» **Your goal**
If a record contains a picture, leave the picture out and copy everything else exactly.

» **Provided material**
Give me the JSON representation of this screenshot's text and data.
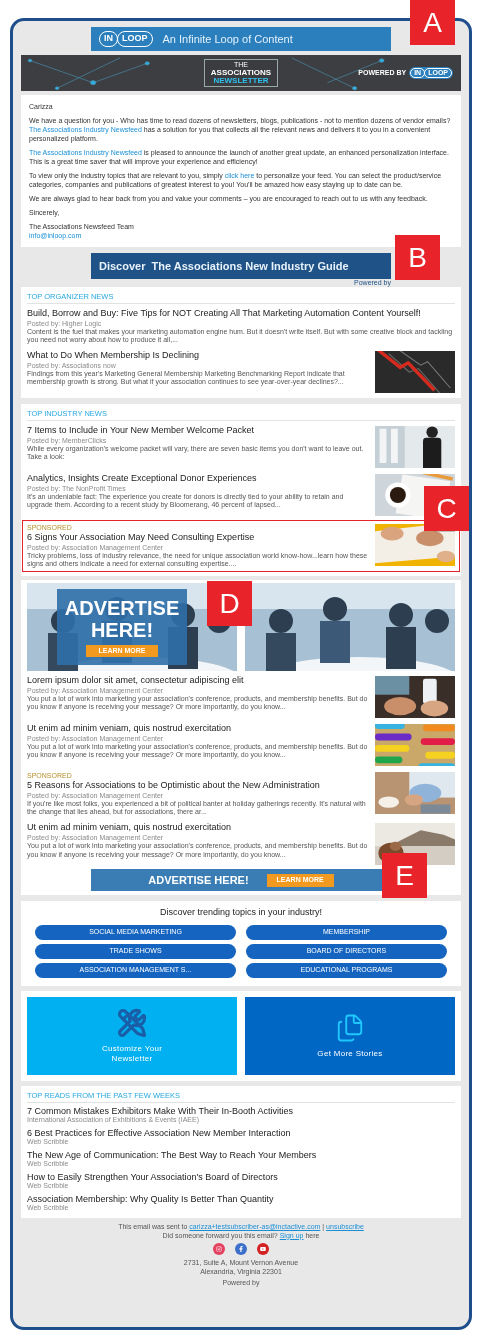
{
  "callouts": [
    {
      "letter": "A"
    },
    {
      "letter": "B"
    },
    {
      "letter": "C"
    },
    {
      "letter": "D"
    },
    {
      "letter": "E"
    }
  ],
  "logo": {
    "left": "IN",
    "right": "LOOP",
    "tagline": "An Infinite Loop of Content"
  },
  "header_banner": {
    "small": "THE",
    "line1": "ASSOCIATIONS",
    "line2": "NEWSLETTER",
    "powered_by": "POWERED BY",
    "logo_left": "IN",
    "logo_right": "LOOP"
  },
  "letter": {
    "greeting": "Carizza",
    "paragraphs": [
      [
        {
          "text": "We have a question for you - Who has time to read dozens of newsletters, blogs, publications - not to mention dozens of vendor emails? ",
          "kind": "text"
        },
        {
          "text": "The Associations Industry Newsfeed",
          "kind": "link"
        },
        {
          "text": " has a solution for you that collects all the relevant news and delivers it to you in a convenient personalized platform.",
          "kind": "text"
        }
      ],
      [
        {
          "text": "The Associations Industry Newsfeed",
          "kind": "link"
        },
        {
          "text": " is pleased to announce the launch of another great update, an enhanced personalization interface. This is a great time saver that will improve your experience and efficiency!",
          "kind": "text"
        }
      ],
      [
        {
          "text": "To view only the industry topics that are relevant to you, simply ",
          "kind": "text"
        },
        {
          "text": "click here",
          "kind": "link"
        },
        {
          "text": " to personalize your feed. You can select the product/service categories, companies and publications of greatest interest to you! You'll be amazed how easy staying up to date can be.",
          "kind": "text"
        }
      ],
      [
        {
          "text": "We are always glad to hear back from you and value your comments – you are encouraged to reach out to us with any feedback.",
          "kind": "text"
        }
      ]
    ],
    "closing": "Sincerely,",
    "signature": "The Associations Newsfeed Team",
    "email": "info@inloop.com"
  },
  "guide_banner": {
    "text": "Discover  The Associations New Industry Guide",
    "powered": "Powered by"
  },
  "organizer_news": {
    "heading": "TOP ORGANIZER NEWS",
    "articles": [
      {
        "kind": "text-only",
        "highlighted": false,
        "title": "Build, Borrow and Buy: Five Tips for NOT Creating All That Marketing Automation Content Yourself!",
        "posted": "Posted by: Higher Logic",
        "excerpt": "Content is the fuel that makes your marketing automation engine hum. But it doesn't write itself. But with some creative block and tackling you need not worry about how to produce it all,..."
      },
      {
        "kind": "with-picture",
        "highlighted": false,
        "title": "What to Do When Membership Is Declining",
        "posted": "Posted by: Associations now",
        "excerpt": "Findings from this year's Marketing General Membership Marketing Benchmarking Report indicate that membership growth is strong. But what if your association continues to see year-over-year declines?..."
      }
    ]
  },
  "industry_news": {
    "heading": "TOP INDUSTRY NEWS",
    "articles": [
      {
        "kind": "with-picture",
        "highlighted": false,
        "title": "7 Items to Include in Your New Member Welcome Packet",
        "posted": "Posted by: MemberClicks",
        "excerpt": "While every organization's welcome packet will vary, there are seven basic items you don't want to leave out. Take a look:"
      },
      {
        "kind": "with-picture",
        "highlighted": false,
        "title": "Analytics, Insights Create Exceptional Donor Experiences",
        "posted": "Posted by: The NonProfit Times",
        "excerpt": "It's an undeniable fact: The experience you create for donors is directly tied to your ability to retain and upgrade them. According to a recent study by Bloomerang, 46 percent of lapsed..."
      },
      {
        "kind": "with-picture",
        "highlighted": true,
        "label": "SPONSORED",
        "title": "6 Signs Your Association May Need Consulting Expertise",
        "posted": "Posted by: Association Management Center",
        "excerpt": "Tricky problems, loss of industry relevance, the need for unique association world know-how...learn how these signs and others indicate a need for external consulting expertise...."
      }
    ]
  },
  "ad_tile": {
    "headline": "ADVERTISE HERE!",
    "button": "LEARN MORE"
  },
  "more_articles": [
    {
      "kind": "with-picture",
      "highlighted": false,
      "title": "Lorem ipsum dolor sit amet, consectetur adipiscing elit",
      "posted": "Posted by: Association Management Center",
      "excerpt": "You put a lot of work into marketing your association's conference, products, and membership benefits. But do you know if anyone is receiving your message? Or more importantly, do you know..."
    },
    {
      "kind": "with-picture",
      "highlighted": false,
      "title": "Ut enim ad minim veniam, quis nostrud exercitation",
      "posted": "Posted by: Association Management Center",
      "excerpt": "You put a lot of work into marketing your association's conference, products, and membership benefits. But do you know if anyone is receiving your message? Or more importantly, do you know..."
    },
    {
      "kind": "with-picture",
      "highlighted": false,
      "label": "SPONSORED",
      "title": "5 Reasons for Associations to be Optimistic about the New Administration",
      "posted": "Posted by: Association Management Center",
      "excerpt": "If you're like most folks, you experienced a bit of political banter at holiday gatherings recently. It's natural with the change that lies ahead, but for associations, there ar..."
    },
    {
      "kind": "with-picture",
      "highlighted": false,
      "title": "Ut enim ad minim veniam, quis nostrud exercitation",
      "posted": "Posted by: Association Management Center",
      "excerpt": "You put a lot of work into marketing your association's conference, products, and membership benefits. But do you know if anyone is receiving your message? Or more importantly, do you know..."
    }
  ],
  "ad_banner": {
    "headline": "ADVERTISE HERE!",
    "button": "LEARN MORE"
  },
  "trending": {
    "title": "Discover trending topics in your industry!",
    "topics": [
      "SOCIAL MEDIA MARKETING",
      "MEMBERSHIP",
      "TRADE SHOWS",
      "BOARD OF DIRECTORS",
      "ASSOCIATION MANAGEMENT S...",
      "EDUCATIONAL PROGRAMS"
    ]
  },
  "tiles": [
    {
      "kind": "tools",
      "label": "Customize Your Newsletter",
      "color": "#00b0f0"
    },
    {
      "kind": "documents",
      "label": "Get More Stories",
      "color": "#0067c5"
    }
  ],
  "top_reads": {
    "heading": "TOP READS FROM THE PAST FEW WEEKS",
    "items": [
      {
        "title": "7 Common Mistakes Exhibitors Make With Their In-Booth Activities",
        "source": "International Association of Exhibitions & Events (IAEE)"
      },
      {
        "title": "6 Best Practices for Effective Association New Member Interaction",
        "source": "Web Scribble"
      },
      {
        "title": "The New Age of Communication: The Best Way to Reach Your Members",
        "source": "Web Scribble"
      },
      {
        "title": "How to Easily Strengthen Your Association's Board of Directors",
        "source": "Web Scribble"
      },
      {
        "title": "Association Membership: Why Quality Is Better Than Quantity",
        "source": "Web Scribble"
      }
    ]
  },
  "footer": {
    "sent": [
      {
        "text": "This email was sent to ",
        "kind": "text"
      },
      {
        "text": "carizza+testsubscriber-as@inctactive.com",
        "kind": "link"
      },
      {
        "text": " | ",
        "kind": "text"
      },
      {
        "text": "unsubscribe",
        "kind": "link"
      }
    ],
    "forward": [
      {
        "text": "Did someone forward you this email? ",
        "kind": "text"
      },
      {
        "text": "Sign up",
        "kind": "link"
      },
      {
        "text": " here",
        "kind": "text"
      }
    ],
    "social": [
      {
        "kind": "instagram",
        "color": "#e4405f"
      },
      {
        "kind": "facebook",
        "color": "#3b6fc9"
      },
      {
        "kind": "youtube",
        "color": "#d42121"
      }
    ],
    "address": [
      "2731, Suite A, Mount Vernon Avenue",
      "Alexandria, Virginia 22301"
    ],
    "powered": "Powered by"
  }
}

» **Answer**
Give me the JSON representation of this screenshot's text and data.
{
  "callouts": [
    {
      "letter": "A"
    },
    {
      "letter": "B"
    },
    {
      "letter": "C"
    },
    {
      "letter": "D"
    },
    {
      "letter": "E"
    }
  ],
  "logo": {
    "left": "IN",
    "right": "LOOP",
    "tagline": "An Infinite Loop of Content"
  },
  "header_banner": {
    "small": "THE",
    "line1": "ASSOCIATIONS",
    "line2": "NEWSLETTER",
    "powered_by": "POWERED BY",
    "logo_left": "IN",
    "logo_right": "LOOP"
  },
  "letter": {
    "greeting": "Carizza",
    "paragraphs": [
      [
        {
          "text": "We have a question for you - Who has time to read dozens of newsletters, blogs, publications - not to mention dozens of vendor emails? ",
          "kind": "text"
        },
        {
          "text": "The Associations Industry Newsfeed",
          "kind": "link"
        },
        {
          "text": " has a solution for you that collects all the relevant news and delivers it to you in a convenient personalized platform.",
          "kind": "text"
        }
      ],
      [
        {
          "text": "The Associations Industry Newsfeed",
          "kind": "link"
        },
        {
          "text": " is pleased to announce the launch of another great update, an enhanced personalization interface. This is a great time saver that will improve your experience and efficiency!",
          "kind": "text"
        }
      ],
      [
        {
          "text": "To view only the industry topics that are relevant to you, simply ",
          "kind": "text"
        },
        {
          "text": "click here",
          "kind": "link"
        },
        {
          "text": " to personalize your feed. You can select the product/service categories, companies and publications of greatest interest to you! You'll be amazed how easy staying up to date can be.",
          "kind": "text"
        }
      ],
      [
        {
          "text": "We are always glad to hear back from you and value your comments – you are encouraged to reach out to us with any feedback.",
          "kind": "text"
        }
      ]
    ],
    "closing": "Sincerely,",
    "signature": "The Associations Newsfeed Team",
    "email": "info@inloop.com"
  },
  "guide_banner": {
    "text": "Discover  The Associations New Industry Guide",
    "powered": "Powered by"
  },
  "organizer_news": {
    "heading": "TOP ORGANIZER NEWS",
    "articles": [
      {
        "kind": "text-only",
        "highlighted": false,
        "title": "Build, Borrow and Buy: Five Tips for NOT Creating All That Marketing Automation Content Yourself!",
        "posted": "Posted by: Higher Logic",
        "excerpt": "Content is the fuel that makes your marketing automation engine hum. But it doesn't write itself. But with some creative block and tackling you need not worry about how to produce it all,..."
      },
      {
        "kind": "with-picture",
        "highlighted": false,
        "title": "What to Do When Membership Is Declining",
        "posted": "Posted by: Associations now",
        "excerpt": "Findings from this year's Marketing General Membership Marketing Benchmarking Report indicate that membership growth is strong. But what if your association continues to see year-over-year declines?..."
      }
    ]
  },
  "industry_news": {
    "heading": "TOP INDUSTRY NEWS",
    "articles": [
      {
        "kind": "with-picture",
        "highlighted": false,
        "title": "7 Items to Include in Your New Member Welcome Packet",
        "posted": "Posted by: MemberClicks",
        "excerpt": "While every organization's welcome packet will vary, there are seven basic items you don't want to leave out. Take a look:"
      },
      {
        "kind": "with-picture",
        "highlighted": false,
        "title": "Analytics, Insights Create Exceptional Donor Experiences",
        "posted": "Posted by: The NonProfit Times",
        "excerpt": "It's an undeniable fact: The experience you create for donors is directly tied to your ability to retain and upgrade them. According to a recent study by Bloomerang, 46 percent of lapsed..."
      },
      {
        "kind": "with-picture",
        "highlighted": true,
        "label": "SPONSORED",
        "title": "6 Signs Your Association May Need Consulting Expertise",
        "posted": "Posted by: Association Management Center",
        "excerpt": "Tricky problems, loss of industry relevance, the need for unique association world know-how...learn how these signs and others indicate a need for external consulting expertise...."
      }
    ]
  },
  "ad_tile": {
    "headline": "ADVERTISE HERE!",
    "button": "LEARN MORE"
  },
  "more_articles": [
    {
      "kind": "with-picture",
      "highlighted": false,
      "title": "Lorem ipsum dolor sit amet, consectetur adipiscing elit",
      "posted": "Posted by: Association Management Center",
      "excerpt": "You put a lot of work into marketing your association's conference, products, and membership benefits. But do you know if anyone is receiving your message? Or more importantly, do you know..."
    },
    {
      "kind": "with-picture",
      "highlighted": false,
      "title": "Ut enim ad minim veniam, quis nostrud exercitation",
      "posted": "Posted by: Association Management Center",
      "excerpt": "You put a lot of work into marketing your association's conference, products, and membership benefits. But do you know if anyone is receiving your message? Or more importantly, do you know..."
    },
    {
      "kind": "with-picture",
      "highlighted": false,
      "label": "SPONSORED",
      "title": "5 Reasons for Associations to be Optimistic about the New Administration",
      "posted": "Posted by: Association Management Center",
      "excerpt": "If you're like most folks, you experienced a bit of political banter at holiday gatherings recently. It's natural with the change that lies ahead, but for associations, there ar..."
    },
    {
      "kind": "with-picture",
      "highlighted": false,
      "title": "Ut enim ad minim veniam, quis nostrud exercitation",
      "posted": "Posted by: Association Management Center",
      "excerpt": "You put a lot of work into marketing your association's conference, products, and membership benefits. But do you know if anyone is receiving your message? Or more importantly, do you know..."
    }
  ],
  "ad_banner": {
    "headline": "ADVERTISE HERE!",
    "button": "LEARN MORE"
  },
  "trending": {
    "title": "Discover trending topics in your industry!",
    "topics": [
      "SOCIAL MEDIA MARKETING",
      "MEMBERSHIP",
      "TRADE SHOWS",
      "BOARD OF DIRECTORS",
      "ASSOCIATION MANAGEMENT S...",
      "EDUCATIONAL PROGRAMS"
    ]
  },
  "tiles": [
    {
      "kind": "tools",
      "label": "Customize Your Newsletter",
      "color": "#00b0f0"
    },
    {
      "kind": "documents",
      "label": "Get More Stories",
      "color": "#0067c5"
    }
  ],
  "top_reads": {
    "heading": "TOP READS FROM THE PAST FEW WEEKS",
    "items": [
      {
        "title": "7 Common Mistakes Exhibitors Make With Their In-Booth Activities",
        "source": "International Association of Exhibitions & Events (IAEE)"
      },
      {
        "title": "6 Best Practices for Effective Association New Member Interaction",
        "source": "Web Scribble"
      },
      {
        "title": "The New Age of Communication: The Best Way to Reach Your Members",
        "source": "Web Scribble"
      },
      {
        "title": "How to Easily Strengthen Your Association's Board of Directors",
        "source": "Web Scribble"
      },
      {
        "title": "Association Membership: Why Quality Is Better Than Quantity",
        "source": "Web Scribble"
      }
    ]
  },
  "footer": {
    "sent": [
      {
        "text": "This email was sent to ",
        "kind": "text"
      },
      {
        "text": "carizza+testsubscriber-as@inctactive.com",
        "kind": "link"
      },
      {
        "text": " | ",
        "kind": "text"
      },
      {
        "text": "unsubscribe",
        "kind": "link"
      }
    ],
    "forward": [
      {
        "text": "Did someone forward you this email? ",
        "kind": "text"
      },
      {
        "text": "Sign up",
        "kind": "link"
      },
      {
        "text": " here",
        "kind": "text"
      }
    ],
    "social": [
      {
        "kind": "instagram",
        "color": "#e4405f"
      },
      {
        "kind": "facebook",
        "color": "#3b6fc9"
      },
      {
        "kind": "youtube",
        "color": "#d42121"
      }
    ],
    "address": [
      "2731, Suite A, Mount Vernon Avenue",
      "Alexandria, Virginia 22301"
    ],
    "powered": "Powered by"
  }
}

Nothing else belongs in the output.